Soccer is not the only sport that is booming in Indonesia though. Last year 130 ‘Mamils’ (Middle-Aged Men in Lycra) flew to Perth, along with their bikes, for a four-day holiday to cycle around the Swan River. Lead by numerous high-powered business people, including the CEO of Garuda Airlines, their goal was to ride whilst breathing fresh air – a rare event in smog-filled Jakarta – and enjoy quality bike paths, small cafes and views over our magnificent and clean river. Sadly, our Tourism Commission has failed to follow-up this huge opportunity.
With the recent signing of the IA-CEPA Trade Agreement between Australia and Indonesia, Australia has made much about its desire to increase and diversify business and trade investment in a part of the World where getting to know a prospective business partner is critical. Sport offers the opportunity for business to build long and close relationships, and for governments to develop effective ‘soft diplomacy’ throughout the region.

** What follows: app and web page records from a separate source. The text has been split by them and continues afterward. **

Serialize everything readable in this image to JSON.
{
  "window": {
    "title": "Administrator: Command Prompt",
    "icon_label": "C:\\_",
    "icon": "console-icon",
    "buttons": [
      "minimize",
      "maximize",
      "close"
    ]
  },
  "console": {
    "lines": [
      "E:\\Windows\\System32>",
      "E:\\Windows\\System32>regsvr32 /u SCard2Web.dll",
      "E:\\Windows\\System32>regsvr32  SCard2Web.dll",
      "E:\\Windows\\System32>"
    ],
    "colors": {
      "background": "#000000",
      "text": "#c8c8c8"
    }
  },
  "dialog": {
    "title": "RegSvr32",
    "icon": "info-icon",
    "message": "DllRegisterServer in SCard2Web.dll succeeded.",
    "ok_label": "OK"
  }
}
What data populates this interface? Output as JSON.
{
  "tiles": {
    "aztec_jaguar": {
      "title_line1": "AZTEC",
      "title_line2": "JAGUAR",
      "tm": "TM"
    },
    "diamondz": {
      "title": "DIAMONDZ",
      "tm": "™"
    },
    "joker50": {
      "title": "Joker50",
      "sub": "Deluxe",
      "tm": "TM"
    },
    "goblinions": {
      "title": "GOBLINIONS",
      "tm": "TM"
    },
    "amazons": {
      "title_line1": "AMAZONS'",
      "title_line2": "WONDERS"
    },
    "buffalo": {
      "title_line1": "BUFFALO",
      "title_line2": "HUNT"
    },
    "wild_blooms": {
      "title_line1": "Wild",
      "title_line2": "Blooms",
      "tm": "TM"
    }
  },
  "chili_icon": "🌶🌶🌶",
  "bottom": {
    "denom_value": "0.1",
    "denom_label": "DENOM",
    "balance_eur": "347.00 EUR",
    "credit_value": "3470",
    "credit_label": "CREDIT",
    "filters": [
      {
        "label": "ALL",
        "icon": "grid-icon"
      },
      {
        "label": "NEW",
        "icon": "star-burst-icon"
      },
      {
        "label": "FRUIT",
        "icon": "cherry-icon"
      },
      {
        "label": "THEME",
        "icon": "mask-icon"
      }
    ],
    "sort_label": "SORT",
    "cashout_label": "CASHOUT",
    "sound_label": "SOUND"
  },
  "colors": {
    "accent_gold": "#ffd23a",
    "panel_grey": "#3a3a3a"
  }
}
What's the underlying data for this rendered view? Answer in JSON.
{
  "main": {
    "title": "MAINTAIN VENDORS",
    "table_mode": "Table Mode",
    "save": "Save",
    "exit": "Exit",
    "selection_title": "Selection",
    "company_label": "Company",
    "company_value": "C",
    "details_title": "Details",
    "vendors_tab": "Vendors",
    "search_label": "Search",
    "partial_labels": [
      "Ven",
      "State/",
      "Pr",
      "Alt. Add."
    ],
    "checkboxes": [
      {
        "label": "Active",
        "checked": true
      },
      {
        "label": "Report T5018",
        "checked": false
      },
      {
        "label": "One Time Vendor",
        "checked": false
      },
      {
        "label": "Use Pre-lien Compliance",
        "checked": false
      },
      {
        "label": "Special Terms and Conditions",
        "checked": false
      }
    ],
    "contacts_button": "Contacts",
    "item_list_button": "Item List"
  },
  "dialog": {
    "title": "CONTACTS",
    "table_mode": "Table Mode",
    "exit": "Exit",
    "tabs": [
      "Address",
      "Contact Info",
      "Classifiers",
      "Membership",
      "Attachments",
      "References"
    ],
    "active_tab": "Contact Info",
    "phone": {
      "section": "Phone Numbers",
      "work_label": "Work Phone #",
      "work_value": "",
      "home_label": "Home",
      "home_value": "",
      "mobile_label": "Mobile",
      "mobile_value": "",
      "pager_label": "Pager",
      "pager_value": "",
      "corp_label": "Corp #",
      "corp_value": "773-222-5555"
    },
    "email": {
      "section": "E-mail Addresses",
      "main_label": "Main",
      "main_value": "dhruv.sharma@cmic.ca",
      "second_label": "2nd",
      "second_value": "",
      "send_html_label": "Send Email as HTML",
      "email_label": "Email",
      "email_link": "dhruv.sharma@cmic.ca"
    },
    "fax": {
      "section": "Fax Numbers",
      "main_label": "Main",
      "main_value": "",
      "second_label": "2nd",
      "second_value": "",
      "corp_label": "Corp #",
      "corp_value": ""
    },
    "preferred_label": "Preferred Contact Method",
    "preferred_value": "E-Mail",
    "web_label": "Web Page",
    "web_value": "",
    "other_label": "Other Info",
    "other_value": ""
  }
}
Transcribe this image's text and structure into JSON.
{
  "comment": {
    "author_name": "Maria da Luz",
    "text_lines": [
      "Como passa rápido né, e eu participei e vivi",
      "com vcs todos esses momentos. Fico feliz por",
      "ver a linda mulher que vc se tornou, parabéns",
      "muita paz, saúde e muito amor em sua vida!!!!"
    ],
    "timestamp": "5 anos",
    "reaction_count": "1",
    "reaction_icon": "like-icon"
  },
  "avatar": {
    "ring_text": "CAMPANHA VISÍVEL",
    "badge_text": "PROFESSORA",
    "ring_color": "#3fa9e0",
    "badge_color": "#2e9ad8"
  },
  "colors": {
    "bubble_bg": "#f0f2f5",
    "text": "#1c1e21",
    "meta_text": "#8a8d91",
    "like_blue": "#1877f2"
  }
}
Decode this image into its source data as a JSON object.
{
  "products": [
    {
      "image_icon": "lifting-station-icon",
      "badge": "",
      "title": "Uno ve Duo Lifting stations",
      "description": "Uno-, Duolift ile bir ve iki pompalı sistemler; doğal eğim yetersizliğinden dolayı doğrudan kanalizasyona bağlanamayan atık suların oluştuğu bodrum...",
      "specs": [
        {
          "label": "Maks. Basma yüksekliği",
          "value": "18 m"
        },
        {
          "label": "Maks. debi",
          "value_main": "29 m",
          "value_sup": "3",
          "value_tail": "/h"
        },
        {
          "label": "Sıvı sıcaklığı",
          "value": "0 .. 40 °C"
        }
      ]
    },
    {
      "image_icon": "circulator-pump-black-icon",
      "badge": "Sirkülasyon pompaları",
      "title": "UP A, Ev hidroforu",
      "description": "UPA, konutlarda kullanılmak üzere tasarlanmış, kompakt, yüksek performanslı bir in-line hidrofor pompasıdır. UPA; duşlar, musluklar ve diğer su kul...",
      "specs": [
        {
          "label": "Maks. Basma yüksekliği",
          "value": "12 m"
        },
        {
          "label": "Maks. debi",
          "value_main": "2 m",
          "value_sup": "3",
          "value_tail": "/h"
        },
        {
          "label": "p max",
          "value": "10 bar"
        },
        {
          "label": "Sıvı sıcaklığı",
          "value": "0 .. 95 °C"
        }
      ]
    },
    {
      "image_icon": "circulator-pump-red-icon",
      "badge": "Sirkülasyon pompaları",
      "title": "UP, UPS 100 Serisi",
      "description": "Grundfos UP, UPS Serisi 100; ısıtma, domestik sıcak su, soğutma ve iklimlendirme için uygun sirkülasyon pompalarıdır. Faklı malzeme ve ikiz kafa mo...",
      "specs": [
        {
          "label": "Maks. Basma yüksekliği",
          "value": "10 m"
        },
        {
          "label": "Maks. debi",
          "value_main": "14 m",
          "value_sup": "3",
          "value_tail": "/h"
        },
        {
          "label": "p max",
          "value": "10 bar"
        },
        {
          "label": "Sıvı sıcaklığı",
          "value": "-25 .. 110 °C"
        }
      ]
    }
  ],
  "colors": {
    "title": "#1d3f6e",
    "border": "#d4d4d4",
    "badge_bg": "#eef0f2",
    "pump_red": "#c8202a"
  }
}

At present we seem to have overlooked the value of targeted sport as a highly valuable entry into the hearts and minds of our future trading and business partners.
Ross B. Taylor AM is the president of the Indonesia Institute Inc.